(Extracted data)

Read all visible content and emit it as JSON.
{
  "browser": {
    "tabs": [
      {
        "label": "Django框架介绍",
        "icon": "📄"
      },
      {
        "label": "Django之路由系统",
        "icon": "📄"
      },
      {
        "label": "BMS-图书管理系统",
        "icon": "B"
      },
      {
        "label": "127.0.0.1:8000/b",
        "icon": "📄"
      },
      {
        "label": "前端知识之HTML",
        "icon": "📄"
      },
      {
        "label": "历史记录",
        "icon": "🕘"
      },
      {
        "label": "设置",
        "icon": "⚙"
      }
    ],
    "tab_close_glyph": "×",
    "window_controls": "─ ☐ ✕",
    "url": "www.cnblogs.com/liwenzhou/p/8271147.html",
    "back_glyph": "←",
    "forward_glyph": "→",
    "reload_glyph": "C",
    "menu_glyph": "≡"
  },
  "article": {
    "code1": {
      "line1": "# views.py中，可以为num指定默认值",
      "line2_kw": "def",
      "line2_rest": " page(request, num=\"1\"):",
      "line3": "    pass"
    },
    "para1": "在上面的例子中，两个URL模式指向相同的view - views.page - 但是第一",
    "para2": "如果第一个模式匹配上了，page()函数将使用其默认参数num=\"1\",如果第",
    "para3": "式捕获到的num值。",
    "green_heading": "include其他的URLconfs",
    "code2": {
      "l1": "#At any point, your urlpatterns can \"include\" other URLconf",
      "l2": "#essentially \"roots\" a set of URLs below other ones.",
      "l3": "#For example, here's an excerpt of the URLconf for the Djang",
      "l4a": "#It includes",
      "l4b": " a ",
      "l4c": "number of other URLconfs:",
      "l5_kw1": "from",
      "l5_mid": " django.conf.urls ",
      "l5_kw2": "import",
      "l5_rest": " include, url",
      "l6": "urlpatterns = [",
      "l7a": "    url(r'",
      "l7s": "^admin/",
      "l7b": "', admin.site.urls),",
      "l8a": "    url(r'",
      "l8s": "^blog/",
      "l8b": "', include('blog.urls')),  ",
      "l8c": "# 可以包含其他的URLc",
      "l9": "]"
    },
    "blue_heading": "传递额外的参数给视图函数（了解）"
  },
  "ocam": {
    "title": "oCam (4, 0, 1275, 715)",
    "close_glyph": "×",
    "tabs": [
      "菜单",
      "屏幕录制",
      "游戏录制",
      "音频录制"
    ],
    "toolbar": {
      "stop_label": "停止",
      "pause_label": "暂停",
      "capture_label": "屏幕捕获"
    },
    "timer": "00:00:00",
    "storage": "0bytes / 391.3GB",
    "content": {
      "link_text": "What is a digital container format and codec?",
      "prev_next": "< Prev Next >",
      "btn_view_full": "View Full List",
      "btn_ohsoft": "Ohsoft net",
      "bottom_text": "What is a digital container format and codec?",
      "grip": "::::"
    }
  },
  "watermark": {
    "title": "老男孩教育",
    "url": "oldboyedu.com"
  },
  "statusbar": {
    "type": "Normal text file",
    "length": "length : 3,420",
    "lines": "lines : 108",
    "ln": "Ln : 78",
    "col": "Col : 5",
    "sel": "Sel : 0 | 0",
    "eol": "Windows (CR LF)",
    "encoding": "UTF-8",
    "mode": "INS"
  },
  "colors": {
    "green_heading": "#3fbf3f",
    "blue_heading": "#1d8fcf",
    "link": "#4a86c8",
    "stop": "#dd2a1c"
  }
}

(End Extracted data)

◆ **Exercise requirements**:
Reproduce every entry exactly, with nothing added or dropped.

◆ **Solution to the problem**:
Read all visible content and emit it as JSON.
{
  "browser": {
    "tabs": [
      {
        "label": "Django框架介绍",
        "icon": "📄"
      },
      {
        "label": "Django之路由系统",
        "icon": "📄"
      },
      {
        "label": "BMS-图书管理系统",
        "icon": "B"
      },
      {
        "label": "127.0.0.1:8000/b",
        "icon": "📄"
      },
      {
        "label": "前端知识之HTML",
        "icon": "📄"
      },
      {
        "label": "历史记录",
        "icon": "🕘"
      },
      {
        "label": "设置",
        "icon": "⚙"
      }
    ],
    "tab_close_glyph": "×",
    "window_controls": "─ ☐ ✕",
    "url": "www.cnblogs.com/liwenzhou/p/8271147.html",
    "back_glyph": "←",
    "forward_glyph": "→",
    "reload_glyph": "C",
    "menu_glyph": "≡"
  },
  "article": {
    "code1": {
      "line1": "# views.py中，可以为num指定默认值",
      "line2_kw": "def",
      "line2_rest": " page(request, num=\"1\"):",
      "line3": "    pass"
    },
    "para1": "在上面的例子中，两个URL模式指向相同的view - views.page - 但是第一",
    "para2": "如果第一个模式匹配上了，page()函数将使用其默认参数num=\"1\",如果第",
    "para3": "式捕获到的num值。",
    "green_heading": "include其他的URLconfs",
    "code2": {
      "l1": "#At any point, your urlpatterns can \"include\" other URLconf",
      "l2": "#essentially \"roots\" a set of URLs below other ones.",
      "l3": "#For example, here's an excerpt of the URLconf for the Djang",
      "l4a": "#It includes",
      "l4b": " a ",
      "l4c": "number of other URLconfs:",
      "l5_kw1": "from",
      "l5_mid": " django.conf.urls ",
      "l5_kw2": "import",
      "l5_rest": " include, url",
      "l6": "urlpatterns = [",
      "l7a": "    url(r'",
      "l7s": "^admin/",
      "l7b": "', admin.site.urls),",
      "l8a": "    url(r'",
      "l8s": "^blog/",
      "l8b": "', include('blog.urls')),  ",
      "l8c": "# 可以包含其他的URLc",
      "l9": "]"
    },
    "blue_heading": "传递额外的参数给视图函数（了解）"
  },
  "ocam": {
    "title": "oCam (4, 0, 1275, 715)",
    "close_glyph": "×",
    "tabs": [
      "菜单",
      "屏幕录制",
      "游戏录制",
      "音频录制"
    ],
    "toolbar": {
      "stop_label": "停止",
      "pause_label": "暂停",
      "capture_label": "屏幕捕获"
    },
    "timer": "00:00:00",
    "storage": "0bytes / 391.3GB",
    "content": {
      "link_text": "What is a digital container format and codec?",
      "prev_next": "< Prev Next >",
      "btn_view_full": "View Full List",
      "btn_ohsoft": "Ohsoft net",
      "bottom_text": "What is a digital container format and codec?",
      "grip": "::::"
    }
  },
  "watermark": {
    "title": "老男孩教育",
    "url": "oldboyedu.com"
  },
  "statusbar": {
    "type": "Normal text file",
    "length": "length : 3,420",
    "lines": "lines : 108",
    "ln": "Ln : 78",
    "col": "Col : 5",
    "sel": "Sel : 0 | 0",
    "eol": "Windows (CR LF)",
    "encoding": "UTF-8",
    "mode": "INS"
  },
  "colors": {
    "green_heading": "#3fbf3f",
    "blue_heading": "#1d8fcf",
    "link": "#4a86c8",
    "stop": "#dd2a1c"
  }
}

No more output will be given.